Although the “dieselgate” affair started with Volkswagen, it has contributed to placing all car manufacturers under close surveillance. Opel is thus forced to recall nearly 20,000 vehicles in France for excessive NOx emissions.
For a very long time, the majority of automotive recalls were related to potential safety issues. But since the “dieselgate” scandal broke in 2015, we have seen another cause multiply: the environment. In France, 19,680 Opel brand diesel vehicles currently have to go to the workshop for an improvement in the post-treatment system of their lean mixture Nox trap. A device placed in the exhaust line and which aims, as its name suggests, to reduce nitrogen oxides (NOx), one of the pollutants most scrutinized by the authorities. The manufacturer at Éclair had in particular been targeted in 2018 by a complaint from the German Ministry of Transport, the KBA, for significantly higher emissions in real conditions of use than during the approval process. He then agreed to pay a fine of nearly 65 million euros. A way for him to escape prosecution even if the presence of fraud software could never be proven, unlike what happened at Volkswagen.
TO READ. Dieselgate: Opel pays 65 million euros in Germany
The 1.3 and 1.6 CDTi engines concerned
The current recall is also likely to be expensive for Opel since it concerns more than 400,000 vehicles worldwide, including nearly 75,000 from our neighbors across the Rhine. The affected models were manufactured between 2013 and 2018. They were all powered by a 1.3 or 1.6 CDTi Euro 6 compliant engine. The list includes:
- The Corsa E (fifth generation)
- The Astra K and J
- The Insignia A

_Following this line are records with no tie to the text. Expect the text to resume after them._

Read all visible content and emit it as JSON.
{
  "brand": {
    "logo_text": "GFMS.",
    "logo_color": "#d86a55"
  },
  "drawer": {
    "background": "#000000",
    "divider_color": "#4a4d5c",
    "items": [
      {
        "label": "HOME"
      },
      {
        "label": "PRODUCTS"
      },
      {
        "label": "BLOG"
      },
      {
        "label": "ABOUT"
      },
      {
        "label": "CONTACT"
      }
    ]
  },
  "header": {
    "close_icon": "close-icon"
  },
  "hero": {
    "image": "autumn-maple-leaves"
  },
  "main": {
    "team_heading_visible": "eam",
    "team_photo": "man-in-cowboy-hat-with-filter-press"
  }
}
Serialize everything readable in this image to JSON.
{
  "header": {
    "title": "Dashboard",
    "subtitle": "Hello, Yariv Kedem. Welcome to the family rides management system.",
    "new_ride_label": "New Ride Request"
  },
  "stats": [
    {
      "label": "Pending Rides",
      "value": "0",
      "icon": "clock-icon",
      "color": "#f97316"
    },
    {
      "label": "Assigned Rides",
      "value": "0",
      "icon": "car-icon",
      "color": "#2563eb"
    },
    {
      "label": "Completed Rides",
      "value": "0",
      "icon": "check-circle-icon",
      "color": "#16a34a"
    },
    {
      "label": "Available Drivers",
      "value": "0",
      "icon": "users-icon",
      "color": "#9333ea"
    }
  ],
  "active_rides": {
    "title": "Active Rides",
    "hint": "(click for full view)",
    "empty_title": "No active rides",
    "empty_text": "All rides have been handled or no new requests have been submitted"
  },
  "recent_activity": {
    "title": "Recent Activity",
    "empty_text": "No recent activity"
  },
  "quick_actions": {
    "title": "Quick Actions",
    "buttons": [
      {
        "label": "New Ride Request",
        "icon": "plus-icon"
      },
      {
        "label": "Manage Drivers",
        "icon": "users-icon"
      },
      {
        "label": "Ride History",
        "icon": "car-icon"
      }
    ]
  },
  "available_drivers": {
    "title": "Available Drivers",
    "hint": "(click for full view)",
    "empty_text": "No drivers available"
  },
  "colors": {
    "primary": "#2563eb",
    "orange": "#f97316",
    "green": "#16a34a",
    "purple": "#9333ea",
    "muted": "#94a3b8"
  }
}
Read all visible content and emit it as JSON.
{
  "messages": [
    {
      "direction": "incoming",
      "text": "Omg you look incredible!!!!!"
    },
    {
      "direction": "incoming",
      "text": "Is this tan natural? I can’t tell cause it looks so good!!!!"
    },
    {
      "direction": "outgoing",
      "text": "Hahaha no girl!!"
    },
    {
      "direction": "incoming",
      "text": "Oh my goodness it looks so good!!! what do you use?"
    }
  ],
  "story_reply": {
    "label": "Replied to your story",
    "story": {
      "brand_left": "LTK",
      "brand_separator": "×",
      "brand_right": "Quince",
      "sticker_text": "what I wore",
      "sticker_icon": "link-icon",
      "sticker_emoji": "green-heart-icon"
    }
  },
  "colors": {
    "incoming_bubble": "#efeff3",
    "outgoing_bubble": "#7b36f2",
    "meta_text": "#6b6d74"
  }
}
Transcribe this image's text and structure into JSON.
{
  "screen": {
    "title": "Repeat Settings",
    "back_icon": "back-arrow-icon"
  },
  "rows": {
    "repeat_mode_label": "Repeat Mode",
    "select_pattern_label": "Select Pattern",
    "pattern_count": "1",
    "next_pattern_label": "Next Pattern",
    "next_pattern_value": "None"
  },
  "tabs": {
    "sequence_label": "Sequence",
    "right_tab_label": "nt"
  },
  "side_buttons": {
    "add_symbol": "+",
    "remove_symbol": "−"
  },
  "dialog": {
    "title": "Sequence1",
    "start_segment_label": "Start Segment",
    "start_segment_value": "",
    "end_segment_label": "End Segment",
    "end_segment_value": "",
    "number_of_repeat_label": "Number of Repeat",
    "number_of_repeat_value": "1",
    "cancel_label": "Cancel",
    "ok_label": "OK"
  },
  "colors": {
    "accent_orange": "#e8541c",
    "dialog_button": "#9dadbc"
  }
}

On the other hand, the intervention will not impose a change of parts with complex accessibility. Only the update of three different electronic modules, the ECM, BCM and TCM, is planned in the program. Owners will obviously not have to pay anything to have this modification made, and they have already started receiving registered mail since the beginning of May.